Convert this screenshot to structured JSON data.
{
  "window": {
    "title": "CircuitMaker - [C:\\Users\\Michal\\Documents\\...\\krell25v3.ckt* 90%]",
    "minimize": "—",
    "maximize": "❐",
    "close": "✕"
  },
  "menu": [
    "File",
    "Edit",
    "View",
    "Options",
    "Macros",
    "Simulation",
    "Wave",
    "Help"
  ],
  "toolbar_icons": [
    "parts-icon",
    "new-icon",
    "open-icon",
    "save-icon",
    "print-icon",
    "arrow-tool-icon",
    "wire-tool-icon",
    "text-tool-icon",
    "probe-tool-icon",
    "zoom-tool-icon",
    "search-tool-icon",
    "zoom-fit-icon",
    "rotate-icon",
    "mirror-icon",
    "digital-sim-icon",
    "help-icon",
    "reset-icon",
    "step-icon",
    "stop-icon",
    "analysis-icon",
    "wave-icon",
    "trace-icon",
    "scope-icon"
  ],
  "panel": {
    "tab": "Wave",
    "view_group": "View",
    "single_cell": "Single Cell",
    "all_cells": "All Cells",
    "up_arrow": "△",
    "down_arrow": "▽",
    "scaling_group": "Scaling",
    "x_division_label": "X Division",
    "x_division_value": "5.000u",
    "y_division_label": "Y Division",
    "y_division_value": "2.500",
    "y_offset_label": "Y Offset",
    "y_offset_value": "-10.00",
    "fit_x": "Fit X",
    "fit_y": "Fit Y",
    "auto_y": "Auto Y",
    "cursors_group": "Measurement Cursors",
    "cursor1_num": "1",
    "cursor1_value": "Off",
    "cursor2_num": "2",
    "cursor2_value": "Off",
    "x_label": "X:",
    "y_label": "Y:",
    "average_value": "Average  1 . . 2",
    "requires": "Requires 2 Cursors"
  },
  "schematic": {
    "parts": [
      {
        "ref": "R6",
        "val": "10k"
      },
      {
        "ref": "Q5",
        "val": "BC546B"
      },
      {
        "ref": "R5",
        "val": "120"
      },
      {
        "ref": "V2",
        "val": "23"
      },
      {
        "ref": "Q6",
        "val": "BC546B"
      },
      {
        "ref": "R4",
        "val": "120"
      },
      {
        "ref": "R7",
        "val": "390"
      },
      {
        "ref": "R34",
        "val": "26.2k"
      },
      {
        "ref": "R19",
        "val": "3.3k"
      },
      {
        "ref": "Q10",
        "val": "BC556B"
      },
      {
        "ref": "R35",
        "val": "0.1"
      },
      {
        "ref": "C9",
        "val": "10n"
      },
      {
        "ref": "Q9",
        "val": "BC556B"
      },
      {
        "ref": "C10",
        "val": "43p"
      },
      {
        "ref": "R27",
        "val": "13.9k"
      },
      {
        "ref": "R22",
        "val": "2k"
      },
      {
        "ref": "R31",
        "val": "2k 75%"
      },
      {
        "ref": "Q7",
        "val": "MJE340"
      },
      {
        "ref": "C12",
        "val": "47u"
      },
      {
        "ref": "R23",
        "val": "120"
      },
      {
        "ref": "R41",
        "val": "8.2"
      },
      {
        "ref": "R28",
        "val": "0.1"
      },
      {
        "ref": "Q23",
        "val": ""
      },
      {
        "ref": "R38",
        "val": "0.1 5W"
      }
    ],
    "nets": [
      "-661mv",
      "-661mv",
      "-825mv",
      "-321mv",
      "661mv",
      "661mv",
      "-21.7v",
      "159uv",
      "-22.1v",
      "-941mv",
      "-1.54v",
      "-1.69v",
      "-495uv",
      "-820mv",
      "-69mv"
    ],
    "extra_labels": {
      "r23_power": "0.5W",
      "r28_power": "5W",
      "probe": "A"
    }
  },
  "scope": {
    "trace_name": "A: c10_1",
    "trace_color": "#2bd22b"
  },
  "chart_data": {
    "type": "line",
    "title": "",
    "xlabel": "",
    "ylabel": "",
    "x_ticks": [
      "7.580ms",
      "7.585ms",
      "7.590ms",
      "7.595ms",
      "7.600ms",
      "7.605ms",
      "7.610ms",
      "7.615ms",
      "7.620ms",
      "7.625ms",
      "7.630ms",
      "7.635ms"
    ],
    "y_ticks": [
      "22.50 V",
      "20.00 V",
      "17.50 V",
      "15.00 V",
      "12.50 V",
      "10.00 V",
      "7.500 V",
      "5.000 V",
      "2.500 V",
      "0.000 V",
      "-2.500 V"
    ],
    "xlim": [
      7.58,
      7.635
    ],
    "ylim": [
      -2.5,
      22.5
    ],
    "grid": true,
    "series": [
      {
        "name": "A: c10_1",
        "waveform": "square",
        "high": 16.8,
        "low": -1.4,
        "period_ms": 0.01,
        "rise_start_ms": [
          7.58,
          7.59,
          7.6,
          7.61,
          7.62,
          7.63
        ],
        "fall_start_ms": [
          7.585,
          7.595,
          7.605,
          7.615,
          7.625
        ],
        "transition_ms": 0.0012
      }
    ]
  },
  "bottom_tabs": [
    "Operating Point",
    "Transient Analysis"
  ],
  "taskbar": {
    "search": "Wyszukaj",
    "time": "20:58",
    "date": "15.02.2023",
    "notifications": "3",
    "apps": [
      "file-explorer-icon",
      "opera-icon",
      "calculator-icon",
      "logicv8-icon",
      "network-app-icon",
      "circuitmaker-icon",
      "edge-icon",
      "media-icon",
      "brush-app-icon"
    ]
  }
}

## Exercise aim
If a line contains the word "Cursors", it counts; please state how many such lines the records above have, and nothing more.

## Task response
2